Second, while a well-trained lawyer like de la Vega who believes in the rule of law finds it hard to resist delaying in hopes of gaining even more evidence, Reid is exactly right that it will be easier to claim that the crimes are behind us and not worth dredging up, the more time goes by. This shouldn’t be the case, and I wish it were not, and I will work with de la Vega in fighting against it if need be. But delaying means taking a tremendous risk. The window through which public pressure can force prosecutions is open now, but too many advocates are counseling delay. In the case of human rights groups calling for panels and commissions, this is mostly a function of top-down organizations taking their direction from the Democratic party. But that party’s strategy is to delay until it becomes more difficult to mobilize public demand for action.
Third, there is a real problem with statutes of limitations. While de la Vega helpfully points out that if certain arguments can be won, some crimes can be prosecuted for longer than is often believed, she says nothing about most of the crimes of Bush and Cheney, the spying, the election fraud, the Hatch Act violations, the misspending of funds, the domestic propaganda, etc., etc. Only if a prosecutor can be persuaded to take on a larger conspiracy rather than a single crime, can an argument be made for starting the clock at a later point in time. And while death isn’t needed to avoid limitations on prosecuting torture, but merely “a forseeable (sic) risk of, death or serious bodily injury,” why would we want to have to prove the existence of that foreseeable risk when we could prosecute right now without having to? Why shouldn’t our strategy be intense public pressure through the media, direct nonviolent action, and election challenges all aimed at forcing the appointment of a special prosecutor immediately, followed by further escalated pressure to demand swift prosecutions?

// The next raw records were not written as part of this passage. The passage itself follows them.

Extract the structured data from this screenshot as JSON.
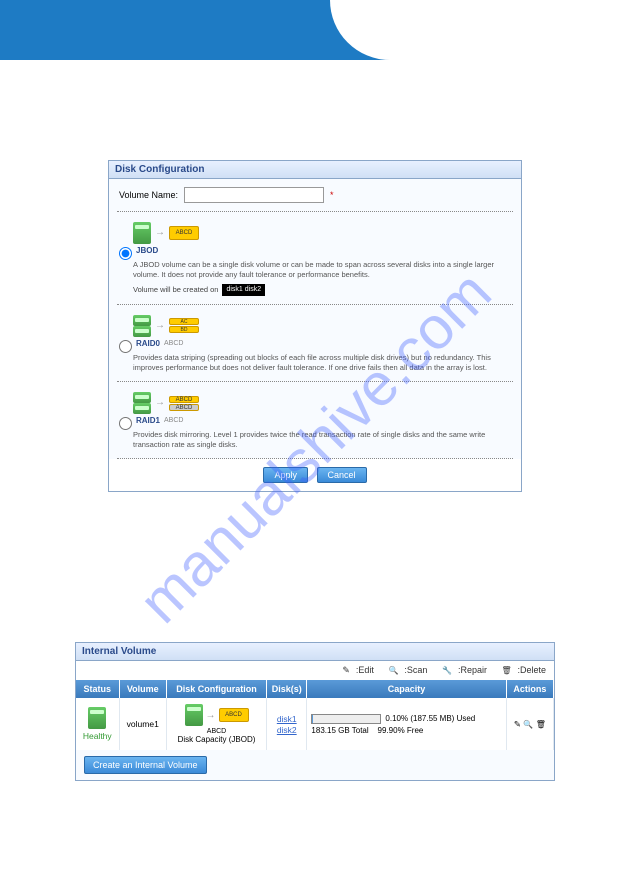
{
  "watermark": "manualshive.com",
  "disk_config": {
    "title": "Disk Configuration",
    "volume_name_label": "Volume Name:",
    "volume_name_value": "",
    "jbod": {
      "label": "JBOD",
      "diag_label": "ABCD",
      "desc": "A JBOD volume can be a single disk volume or can be made to span across several disks into a single larger volume. It does not provide any fault tolerance or performance benefits.",
      "volume_created_label": "Volume will be created on",
      "disk_list": "disk1\ndisk2"
    },
    "raid0": {
      "label": "RAID0",
      "diag_label": "ABCD",
      "desc": "Provides data striping (spreading out blocks of each file across multiple disk drives) but no redundancy. This improves performance but does not deliver fault tolerance. If one drive fails then all data in the array is lost."
    },
    "raid1": {
      "label": "RAID1",
      "diag_label": "ABCD",
      "desc": "Provides disk mirroring. Level 1 provides twice the read transaction rate of single disks and the same write transaction rate as single disks."
    },
    "apply_label": "Apply",
    "cancel_label": "Cancel"
  },
  "internal_volume": {
    "title": "Internal Volume",
    "actions": {
      "edit": ":Edit",
      "scan": ":Scan",
      "repair": ":Repair",
      "delete": ":Delete"
    },
    "columns": [
      "Status",
      "Volume",
      "Disk Configuration",
      "Disk(s)",
      "Capacity",
      "Actions"
    ],
    "row": {
      "status": "Healthy",
      "volume": "volume1",
      "config_diag": "ABCD",
      "config_label": "ABCD",
      "config_caption": "Disk Capacity (JBOD)",
      "disks": [
        "disk1",
        "disk2"
      ],
      "used_pct": "0.10% (187.55 MB) Used",
      "total": "183.15 GB Total",
      "free": "99.90% Free"
    },
    "create_label": "Create an Internal Volume"
  }
}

Fourth, the public narrative, although it already exists on the internet, is not going to happen in Congress or through a commission appointed by Congress or the president. De la Vega fears that once a prosecutor is appointed, congress members would clam up and “have a ready excuse.” As compared to what? They clearly do not need an excuse and are not taking serious action, because not enough people are demanding it strongly enough; and counseling restraint does not help that situation. Missing from de la Vega’s three goals above is the need to restore power to Congress and strip it from the president. Congress will have to be pushed, kicking and screaming, into reclaiming power. It does not want it. The most likely breakthroughs include impeachments, starting with Jay Bybee (an impeachment hearing and trial also being an ideal tool for exposing information to the public), and re-issuing and enforcing subpeonas. We could force passage of the State Secrets Protection Act, of the Lee-Wexler bill to create a select committee, and of the Baldwin resolution on executive branch accountability. But all of these things would become easier with prosecutions underway. Congressman Jerrold Nadler says impeaching Bybee will wait for a decision on prosecutions.
Fifth, Leahy and others have proposed panels and commissions as substitutes for prosecution. They will not conduct such things if — against the odds — they should come into being, in such a way as to make prosecutions more likely. And certainly not if the public has already cooperatively stopped demanding prosecutions in order to allow the panel or commission to do its whitewashing magic. If, on the other hand, public pressure intensifies, we can compel, prosecutions, commissions, panels, public apologies, and a full restoration of both the rule of law and representation of the public through a legislature that makes public and enforceable laws. Justice delayed is likely to be justice denied entirely.